#### RECORDS FOR THE TASK ####
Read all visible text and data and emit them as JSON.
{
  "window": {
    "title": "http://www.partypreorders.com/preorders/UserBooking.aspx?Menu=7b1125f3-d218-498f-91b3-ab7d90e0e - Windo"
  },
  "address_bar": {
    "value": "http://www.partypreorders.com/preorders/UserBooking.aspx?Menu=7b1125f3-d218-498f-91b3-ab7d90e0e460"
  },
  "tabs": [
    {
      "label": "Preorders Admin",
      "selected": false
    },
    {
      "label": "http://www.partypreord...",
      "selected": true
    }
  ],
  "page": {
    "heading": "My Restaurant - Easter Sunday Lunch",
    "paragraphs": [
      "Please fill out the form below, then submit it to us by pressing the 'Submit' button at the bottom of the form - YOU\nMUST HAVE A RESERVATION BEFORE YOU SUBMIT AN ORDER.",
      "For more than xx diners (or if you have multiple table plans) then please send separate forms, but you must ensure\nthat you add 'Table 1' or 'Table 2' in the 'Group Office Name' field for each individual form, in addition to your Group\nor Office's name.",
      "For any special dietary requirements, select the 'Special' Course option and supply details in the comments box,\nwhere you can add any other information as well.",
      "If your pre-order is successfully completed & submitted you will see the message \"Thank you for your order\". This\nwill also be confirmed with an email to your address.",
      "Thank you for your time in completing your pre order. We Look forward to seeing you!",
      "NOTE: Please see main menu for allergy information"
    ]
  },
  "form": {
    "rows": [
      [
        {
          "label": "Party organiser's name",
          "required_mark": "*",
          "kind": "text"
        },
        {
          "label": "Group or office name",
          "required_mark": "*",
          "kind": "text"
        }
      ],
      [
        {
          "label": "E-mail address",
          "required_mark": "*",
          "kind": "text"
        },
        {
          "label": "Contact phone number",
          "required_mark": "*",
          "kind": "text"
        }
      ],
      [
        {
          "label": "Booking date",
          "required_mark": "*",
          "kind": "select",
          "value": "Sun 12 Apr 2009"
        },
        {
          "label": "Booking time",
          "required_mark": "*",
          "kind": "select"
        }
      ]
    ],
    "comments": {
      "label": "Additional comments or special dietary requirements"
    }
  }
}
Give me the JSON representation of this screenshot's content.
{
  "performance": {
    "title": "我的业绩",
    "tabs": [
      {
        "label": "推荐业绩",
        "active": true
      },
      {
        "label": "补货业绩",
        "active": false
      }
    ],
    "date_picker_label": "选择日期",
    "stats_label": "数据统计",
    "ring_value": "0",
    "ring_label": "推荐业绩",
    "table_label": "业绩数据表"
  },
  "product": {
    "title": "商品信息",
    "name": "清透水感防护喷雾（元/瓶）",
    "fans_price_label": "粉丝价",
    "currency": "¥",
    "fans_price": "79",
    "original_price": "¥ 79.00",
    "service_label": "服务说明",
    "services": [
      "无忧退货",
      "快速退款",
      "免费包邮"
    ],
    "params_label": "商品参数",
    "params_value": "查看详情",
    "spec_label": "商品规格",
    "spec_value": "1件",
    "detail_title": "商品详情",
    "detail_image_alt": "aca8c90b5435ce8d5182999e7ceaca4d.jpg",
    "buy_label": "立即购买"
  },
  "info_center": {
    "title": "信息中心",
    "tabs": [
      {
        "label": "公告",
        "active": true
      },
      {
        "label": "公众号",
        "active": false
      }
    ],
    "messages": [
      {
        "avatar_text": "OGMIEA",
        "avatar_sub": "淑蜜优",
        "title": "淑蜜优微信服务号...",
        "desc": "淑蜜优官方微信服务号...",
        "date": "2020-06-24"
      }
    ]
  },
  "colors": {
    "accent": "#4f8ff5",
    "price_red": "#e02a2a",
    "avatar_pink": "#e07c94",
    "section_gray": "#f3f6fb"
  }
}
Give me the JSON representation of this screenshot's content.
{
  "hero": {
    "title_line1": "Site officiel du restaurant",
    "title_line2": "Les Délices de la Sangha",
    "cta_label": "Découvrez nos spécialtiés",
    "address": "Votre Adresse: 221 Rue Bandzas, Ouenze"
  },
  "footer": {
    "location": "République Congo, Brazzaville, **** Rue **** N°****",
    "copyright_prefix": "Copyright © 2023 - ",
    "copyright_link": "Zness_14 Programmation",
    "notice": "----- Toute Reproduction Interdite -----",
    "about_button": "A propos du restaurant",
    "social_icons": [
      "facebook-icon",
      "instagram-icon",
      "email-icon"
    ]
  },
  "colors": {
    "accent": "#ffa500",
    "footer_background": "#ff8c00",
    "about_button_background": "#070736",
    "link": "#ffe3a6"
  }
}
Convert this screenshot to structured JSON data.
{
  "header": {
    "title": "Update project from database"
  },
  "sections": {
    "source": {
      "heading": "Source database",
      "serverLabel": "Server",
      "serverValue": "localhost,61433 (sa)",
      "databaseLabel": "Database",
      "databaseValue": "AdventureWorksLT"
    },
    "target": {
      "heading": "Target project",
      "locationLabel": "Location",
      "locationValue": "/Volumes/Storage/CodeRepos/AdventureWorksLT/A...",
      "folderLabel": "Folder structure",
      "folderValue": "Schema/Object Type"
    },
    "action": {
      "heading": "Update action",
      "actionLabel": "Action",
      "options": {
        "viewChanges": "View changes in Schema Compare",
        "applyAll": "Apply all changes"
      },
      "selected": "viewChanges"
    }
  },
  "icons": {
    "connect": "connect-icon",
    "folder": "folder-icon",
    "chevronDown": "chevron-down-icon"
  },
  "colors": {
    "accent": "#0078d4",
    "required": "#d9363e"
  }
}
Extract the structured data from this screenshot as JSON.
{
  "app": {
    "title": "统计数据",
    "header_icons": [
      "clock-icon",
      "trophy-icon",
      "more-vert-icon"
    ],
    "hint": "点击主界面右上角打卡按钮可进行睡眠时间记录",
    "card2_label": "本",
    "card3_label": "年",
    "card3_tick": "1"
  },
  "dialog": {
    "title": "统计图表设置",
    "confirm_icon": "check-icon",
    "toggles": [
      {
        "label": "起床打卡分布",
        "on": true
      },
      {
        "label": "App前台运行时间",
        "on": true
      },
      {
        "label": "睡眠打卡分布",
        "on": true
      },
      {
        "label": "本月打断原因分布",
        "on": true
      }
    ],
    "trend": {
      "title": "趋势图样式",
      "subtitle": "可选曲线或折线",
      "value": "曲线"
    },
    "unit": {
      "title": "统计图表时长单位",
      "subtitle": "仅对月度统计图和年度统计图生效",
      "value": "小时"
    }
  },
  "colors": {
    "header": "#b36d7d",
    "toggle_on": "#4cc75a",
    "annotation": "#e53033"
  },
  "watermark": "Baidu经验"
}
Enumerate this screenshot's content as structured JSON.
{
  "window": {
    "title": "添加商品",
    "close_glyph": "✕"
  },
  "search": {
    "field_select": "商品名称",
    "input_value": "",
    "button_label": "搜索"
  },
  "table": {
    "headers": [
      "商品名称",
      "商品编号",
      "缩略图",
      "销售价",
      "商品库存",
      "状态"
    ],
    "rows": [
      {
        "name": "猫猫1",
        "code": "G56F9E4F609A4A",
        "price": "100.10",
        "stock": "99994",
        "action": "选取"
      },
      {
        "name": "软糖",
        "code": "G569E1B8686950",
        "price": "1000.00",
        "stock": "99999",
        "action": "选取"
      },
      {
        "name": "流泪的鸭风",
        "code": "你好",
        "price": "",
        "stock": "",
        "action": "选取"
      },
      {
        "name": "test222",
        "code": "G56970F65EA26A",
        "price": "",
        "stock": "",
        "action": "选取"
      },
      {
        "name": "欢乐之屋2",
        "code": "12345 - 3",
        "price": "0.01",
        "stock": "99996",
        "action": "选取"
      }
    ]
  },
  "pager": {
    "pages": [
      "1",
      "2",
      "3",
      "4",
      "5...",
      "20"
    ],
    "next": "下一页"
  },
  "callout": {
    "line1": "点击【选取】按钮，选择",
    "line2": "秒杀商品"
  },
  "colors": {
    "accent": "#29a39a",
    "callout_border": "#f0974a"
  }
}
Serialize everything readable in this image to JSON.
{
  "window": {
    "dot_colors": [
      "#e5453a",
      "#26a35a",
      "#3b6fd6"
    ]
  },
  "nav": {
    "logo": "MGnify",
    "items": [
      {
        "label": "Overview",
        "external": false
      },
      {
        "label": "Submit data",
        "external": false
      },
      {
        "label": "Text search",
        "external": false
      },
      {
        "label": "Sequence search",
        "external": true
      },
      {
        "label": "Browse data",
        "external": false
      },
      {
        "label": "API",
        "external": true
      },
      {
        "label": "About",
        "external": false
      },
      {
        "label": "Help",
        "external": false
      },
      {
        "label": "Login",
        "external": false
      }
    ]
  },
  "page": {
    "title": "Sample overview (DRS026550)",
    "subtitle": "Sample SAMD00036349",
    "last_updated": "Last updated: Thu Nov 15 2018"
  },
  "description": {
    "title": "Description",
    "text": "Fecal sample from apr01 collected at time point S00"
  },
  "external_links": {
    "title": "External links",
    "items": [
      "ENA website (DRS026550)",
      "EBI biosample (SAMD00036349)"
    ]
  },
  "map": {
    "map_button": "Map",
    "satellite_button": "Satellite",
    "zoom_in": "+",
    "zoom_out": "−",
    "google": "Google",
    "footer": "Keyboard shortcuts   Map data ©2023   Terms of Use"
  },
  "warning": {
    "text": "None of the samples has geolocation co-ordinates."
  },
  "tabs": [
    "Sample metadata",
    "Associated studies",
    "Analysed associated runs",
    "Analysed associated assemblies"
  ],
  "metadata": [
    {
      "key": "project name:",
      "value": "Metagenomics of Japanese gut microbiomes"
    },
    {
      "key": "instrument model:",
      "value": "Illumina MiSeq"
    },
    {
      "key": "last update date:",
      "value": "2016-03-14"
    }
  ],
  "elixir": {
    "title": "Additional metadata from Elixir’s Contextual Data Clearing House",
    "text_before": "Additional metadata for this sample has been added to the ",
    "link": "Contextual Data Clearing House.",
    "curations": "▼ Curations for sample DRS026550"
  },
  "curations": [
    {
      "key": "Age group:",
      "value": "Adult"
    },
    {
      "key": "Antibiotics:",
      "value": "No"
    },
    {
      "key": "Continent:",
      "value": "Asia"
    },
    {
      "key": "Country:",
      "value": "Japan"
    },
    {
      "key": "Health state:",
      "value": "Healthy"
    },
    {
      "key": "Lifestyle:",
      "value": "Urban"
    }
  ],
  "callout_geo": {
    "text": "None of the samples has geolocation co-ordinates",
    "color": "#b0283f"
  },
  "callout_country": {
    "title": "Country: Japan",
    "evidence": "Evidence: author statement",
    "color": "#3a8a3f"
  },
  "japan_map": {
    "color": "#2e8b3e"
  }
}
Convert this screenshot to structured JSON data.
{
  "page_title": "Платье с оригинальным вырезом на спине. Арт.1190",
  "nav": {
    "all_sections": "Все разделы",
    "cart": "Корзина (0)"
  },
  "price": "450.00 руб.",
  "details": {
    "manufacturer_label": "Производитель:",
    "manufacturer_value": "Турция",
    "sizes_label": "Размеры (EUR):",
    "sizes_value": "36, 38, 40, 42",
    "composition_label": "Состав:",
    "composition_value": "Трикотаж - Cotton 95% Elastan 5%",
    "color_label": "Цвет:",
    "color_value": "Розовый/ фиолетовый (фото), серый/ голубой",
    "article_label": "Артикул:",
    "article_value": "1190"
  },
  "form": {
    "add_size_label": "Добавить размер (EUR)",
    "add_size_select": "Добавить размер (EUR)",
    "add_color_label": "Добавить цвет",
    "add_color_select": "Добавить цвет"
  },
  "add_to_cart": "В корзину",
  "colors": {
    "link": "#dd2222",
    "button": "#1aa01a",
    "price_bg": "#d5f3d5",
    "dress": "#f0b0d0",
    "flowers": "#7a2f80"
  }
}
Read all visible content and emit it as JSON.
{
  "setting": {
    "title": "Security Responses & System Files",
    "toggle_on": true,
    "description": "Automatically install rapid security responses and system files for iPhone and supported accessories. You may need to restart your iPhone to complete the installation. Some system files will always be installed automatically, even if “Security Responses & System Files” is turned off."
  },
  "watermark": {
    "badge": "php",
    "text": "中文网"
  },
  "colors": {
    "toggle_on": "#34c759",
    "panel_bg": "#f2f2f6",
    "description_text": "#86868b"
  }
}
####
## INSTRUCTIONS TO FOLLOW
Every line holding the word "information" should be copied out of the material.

## ANSWER SECTION
      "For any special dietary requirements, select the 'Special' Course option and supply details in the comments box,\nwhere you can add any other information as well.",
      "NOTE: Please see main menu for allergy information"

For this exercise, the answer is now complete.